Emergency Room Bills are Unaffordable
Many wonder why the cost of health care is so much higher in the U.S. than it is in other countries.
There are a couple of major differences between medical care and other purchases. First, when you walk into a store, you know exactly how much everything should cost. Either it’s labeled or there’s a menu from which you can make a choice. Hospitals don’t operate that way. Even if you go online, you won’t find a list of their prices for their emergency room services. Hospitals typically withhold that information from consumers. In some cases, you can’t even be sure that the hospital or its doctors will accept your insurance.
It is also true that one of the largest causes of bankruptcies is medical costs. Someone gets hit with a bill that they can’t afford to pay and the bill goes into collections. Creditors use increasingly aggressive tactics to recover the debt, including garnishing wages or placing liens on homes. Eventually, they’re driven into bankruptcy because they realize they’ll never be able to pay the bill back.
Sixty-Dollar Aspirin and Other Pricing Anomalies
Vox recently performed a survey of emergency room costs and came to a startling conclusion. In many emergency rooms, the costs are prohibitively expensive.
If a medical provider orders a patient to get unnecessary tests or marks up the cost of their medication, they can be charged with insurance fraud. But emergency rooms are largely immune to fraud allegations. Nonetheless, the majority of those who go to emergency rooms urgently need immediate care.
For instance, one woman was convinced her false eyelashes had damaged her cornea. The hospital gave her eye drops that, if purchased in a pharmacy, would cost between $15 and $50. But they charged her $236 for the drops. In another case, they administered bacitracin, a topical antibiotic that costs around one dollar for a tube. They charged the patient $76 for the ointment.
While in some cases the prices were reasonable, the patients would not know which ones were reasonable and which were not. Hospitals do not have to provide this information to their customers.
The ER Facility Fee
In addition to the high costs of basic over-the-counter medications, patients are also facing ER Facility Fees which can run into the thousands of dollars even if they never receive treatment or exit the waiting room. One woman received a bill in excess of $5,000 simply for sitting in an ER waiting room.
Today, there are many who are proposing that the government force hospitals to openly forewarn potential patients of their rates. As of yet, however, these initiatives remain in the planning stages.

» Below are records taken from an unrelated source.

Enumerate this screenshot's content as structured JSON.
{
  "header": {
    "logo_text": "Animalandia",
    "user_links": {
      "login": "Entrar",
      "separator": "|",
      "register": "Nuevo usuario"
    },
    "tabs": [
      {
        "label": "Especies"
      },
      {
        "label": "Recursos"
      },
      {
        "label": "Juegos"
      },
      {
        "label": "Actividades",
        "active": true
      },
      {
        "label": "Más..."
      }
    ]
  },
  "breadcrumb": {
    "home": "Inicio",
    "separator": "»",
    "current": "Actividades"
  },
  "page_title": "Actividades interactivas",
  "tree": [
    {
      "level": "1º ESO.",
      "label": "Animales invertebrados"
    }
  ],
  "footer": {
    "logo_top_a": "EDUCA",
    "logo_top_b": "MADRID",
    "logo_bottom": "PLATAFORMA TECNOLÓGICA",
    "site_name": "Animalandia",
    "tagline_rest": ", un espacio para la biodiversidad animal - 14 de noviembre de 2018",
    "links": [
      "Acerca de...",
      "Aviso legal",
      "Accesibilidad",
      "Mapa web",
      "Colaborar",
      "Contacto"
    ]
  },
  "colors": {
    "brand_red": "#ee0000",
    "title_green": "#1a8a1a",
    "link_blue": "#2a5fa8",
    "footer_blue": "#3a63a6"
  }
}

Talk to a Tampa & St. Petersburg Medical Malpractice Attorney
The Tampa attorneys at the office of Masterson, Hoag & Smith hold negligent doctors and hospitals accountable for the injuries they cause. If you’ve been injured by your doctor or hospital, give us a call or talk to us online to schedule a free consultation.